My first stop was to fill up with fuel for both my Land Rover and myself. With plenty to sustain us both for the 200 or so mile journey ahead we set off into the mayhem. While at the garage it was rough, with stuff being blown everywhere. The signs were there. Within minutes of leaving the garage on an urban dual carriageway, I saw a tree blown down across the road straight in front of a car. Close one! Soon afterwards traffic stopped on my side. Eventually at a junction I was told by police another tree was down and the road was closed.
I set off guessing my way around the town but heading generally south. I needed to get onto open roads. I eventually did but soon thought it was time to call a halt and find somewhere to stay. Debris and some minor floods were telling me the road was not a good place to be. I then became aware that there were no lights around. It seemed the whole of Cheshire was in darkness. No traffic lights or anything. This was later confirmed on the radio. In these situations, the radio is a must. Traffic reports were now coming thick and fast.

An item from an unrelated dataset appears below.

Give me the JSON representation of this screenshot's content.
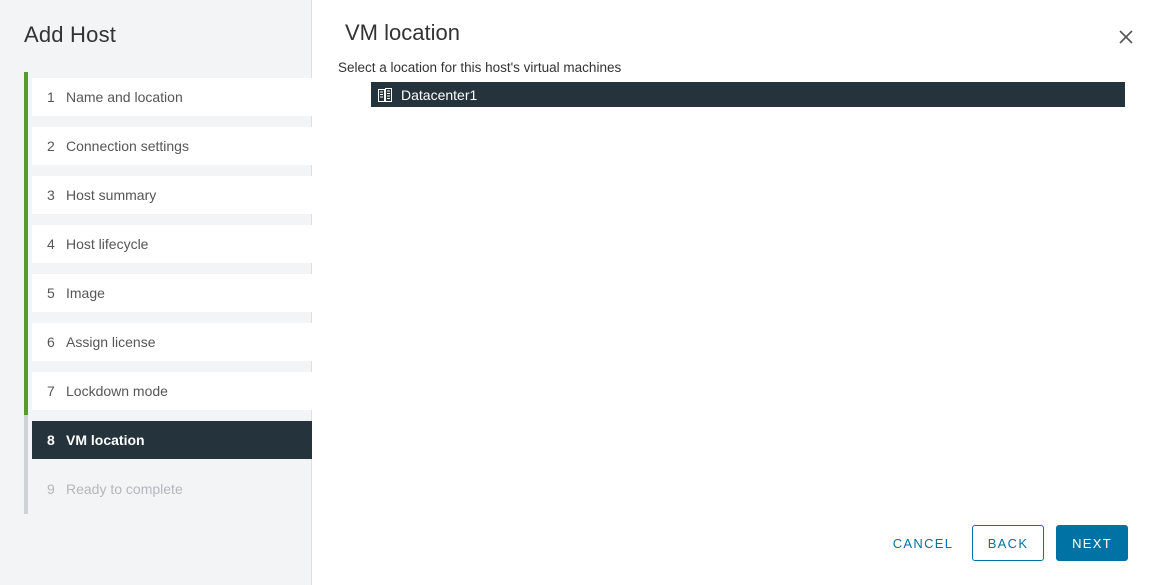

I gave up the idea of finding somewhere to stay. All places that I saw were in darkness so were unlikely to welcome a visitor at this now late hour. I was warm, dry and felt secure in my very capable vehicle, but here too lies a danger. It is all too easy to become divorced from what it is like outside; an all too common problem when driving conditions are poor, be it fog, rain or snow. We have all seen others driving way too fast for the conditions, warm and cosy with the stereo on. Stay aware!
I was still making reasonable progress as most folk were now, sensibly, at home. Then a row of red lights appeared in front. I could see, a couple of hundred yards ahead, a very substantial tree down across the road. There was a team working on it but this was no sapling. It was going to take them a while even on a good day. More map checking.
I turned around and took to the lanes, eventually getting back to the main road a bit further on. All went reasonably well with just a few branches on the road and one small tree half blocking the it. You have to become super aware. As you drive you are looking at the trees straining against the wind hoping the roots will hold. Floods are dark and often don’t show until you are onto them, all made more tricky if the road is winding. With few about now I was more or less in control of my own situation. I could go at my pace. I also new I could just stop and spend the night in my vehicle. I had food and drink and enough fuel to keep warm along with my ‘suitable’ clothes.
My next problem was when looming out of the darkness the River Severn appeared where the road should have been. I could not see the other side of the flood. Clearly it was time to retreat and find yet another way. More map time and off I set. I was now headed for the M5. All went well until once again the road was flooded. Now in an urban situation with street lights still on I could see more. Applying the ‘how far up the fence’ depth gauge and sometimes driving up onto the higher pavement I was mighty pleased to be in my Land Rover. We waded through to the dry road on the other side of the river – the Severn once again.
I was soon back onto the motorway and headed for home, hoping at least the motorway would be okay. It was. A further couple of hours and I was home. It had been quite a journey with lessons learnt. I was very happy to be a Land Rover owner and used to driving in less than good conditions and also pleased I am pretty good on maps. I was also glad I was sensible enough to take on the relevant supplies early on in these proceedings.
[images © Mike or Jean Gormley unless noted ]